“Our organization is paying sign-on bonuses of $5,000 to $15,000, depending on the role,’’ said Children’s Healthcare spokeswoman Allyson Wright. “Also, we are working with our nursing staff to address fair compensation and to ensure nurses and all of our staff feel supported. Children’s is committed to being competitive in this tight labor market and we are finding that our nurses who remain at Children’s are dedicated to supporting kids and their families.’’
Small facilities find it hard to compete
The hiring pressure is felt by smaller rural hospitals, which can’t match the pay of bigger urban medical centers.
Habersham Medical Center, with 53 beds, said it has traditionally served as a training ground for nurses right out of school. After a year or so of work at the Demorest hospital, many RNs often go to systems like Northeast Georgia or Piedmont for higher pay, said Habersham CEO Tyler Williams.
Habersham has to hire temp agency nurses, who cost more than staff RNs. “A lot of nurses can make more money working at an agency,’’ Williams said Wednesday.
He added that there are shortages of certified nursing assistants as well.
“We are unable to pay like big systems can,’’ he added. “I don’t know how rural hospitals are going to compete with that. We have a hard enough time to keep our doors open.’’

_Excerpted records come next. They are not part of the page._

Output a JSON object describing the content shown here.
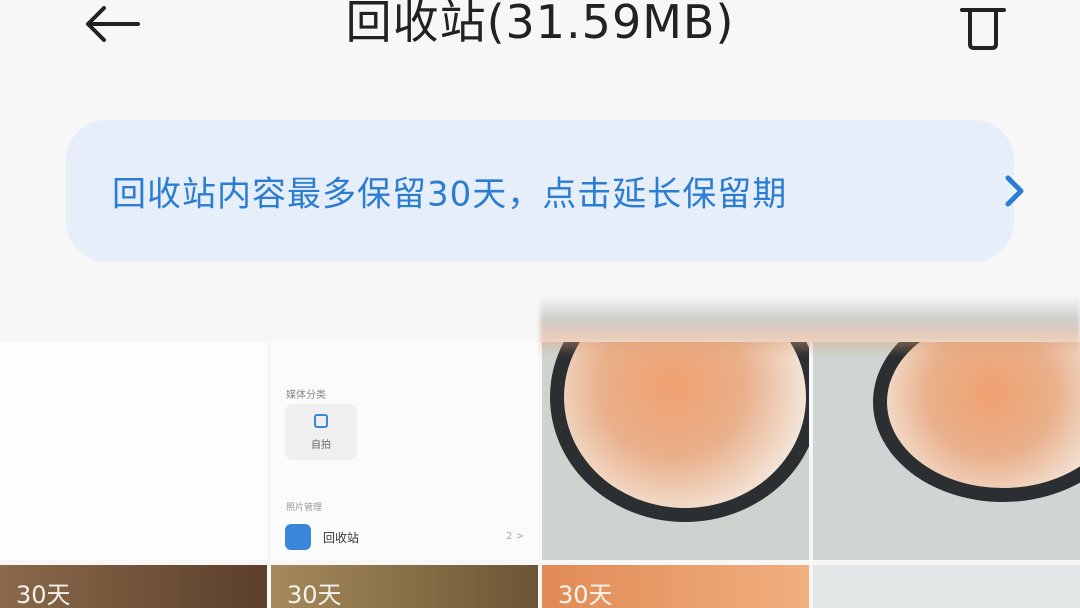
{
  "header": {
    "title": "回收站(31.59MB)",
    "back_icon": "back-arrow-icon",
    "trash_icon": "trash-icon"
  },
  "notice": {
    "text": "回收站内容最多保留30天，点击延长保留期",
    "arrow_icon": "chevron-right-icon",
    "color": "#2b7cd3",
    "background": "#e6eff9"
  },
  "tiles": [
    {
      "kind": "blank-screenshot"
    },
    {
      "kind": "app-screenshot",
      "category_label": "媒体分类",
      "card_label": "自拍",
      "section_label": "照片管理",
      "bin_label": "回收站",
      "bin_count": "2 >"
    },
    {
      "kind": "food-photo"
    },
    {
      "kind": "food-photo"
    },
    {
      "kind": "photo",
      "days_left": "30天"
    },
    {
      "kind": "photo",
      "days_left": "30天"
    },
    {
      "kind": "photo",
      "days_left": "30天"
    },
    {
      "kind": "photo",
      "days_left": ""
    }
  ]
}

Piedmont, which is expanding to 15 hospitals in Georgia, said the need for acute-care nurses and respiratory therapists is high. “This situation also has been exacerbated by having to compete with national agencies, which are paying extremely high hourly rates,’’ said Piedmont spokesman John Manasso.
But the Atlanta-based system is seeing recruitment pick up. “Qualified nurses may earn up to $30,000 in sign-on bonuses and/or relocation with a commitment that extends through a two-year period,’’ Manasso said. “So far, our offering of enhanced sign-on bonuses has penetrated the market and encouraged travel nurses to come off the road and has encouraged nurses outside the state to come to Georgia for full-time employment with our organization.’’
Emory Healthcare did not disclose the bonuses, if any, that it offers to new hires. The jobs in demand, besides nurses, include pharmacists, medical assistants, and positions in the laboratory, environment services and food and nutrition, said Emory spokeswoman Janet Christenbury.
“During the pandemic, hospital nursing work was challenging, and some nurses left the profession for new opportunities, while others retired or chose travel nursing positions in other states with severe shortages,’’ she said. “With a nursing shortage in place prior to the pandemic, the additional loss of nurses to other career opportunities has intensified the shortage gap over the past year.’’
Marietta-based Wellstar Health System, which also didn’t specific incentive pay, said factors involved in staffing shortages include “increased competition, an enormous demand for health care workers due to the pandemic, and reductions in the nursing workforce from retirement.”
Barill of the Georgia Health Care Association said that long-term care providers now face “an even greater decline in the number of individuals seeking and maintaining careers in the profession.’’
Due to staffing shortages, she said, many facilities “have had to limit admissions, which negatively impacts access to care.’’
Low reimbursement from Medicaid hurts nursing homes’ ability to pay competitive wages and to recruit and keep a competent workforce, Barill said. But in an attempt to keep workers, facilities have offered staff wage increases, hazard pay, retention bonuses, shift differentials and overtime.
“We cannot discount or avoid confronting the very real impact that fear and emotional fatigue has had on existing and potential workforce over the course of the pandemic,’’ she added. “Frontline staff feel as if they have been placing themselves and their families at risk each time they enter the center. This concern has diminished somewhat as COVID incidence rates have decreased, vaccine availability has increased and the supply chain is less strained.’’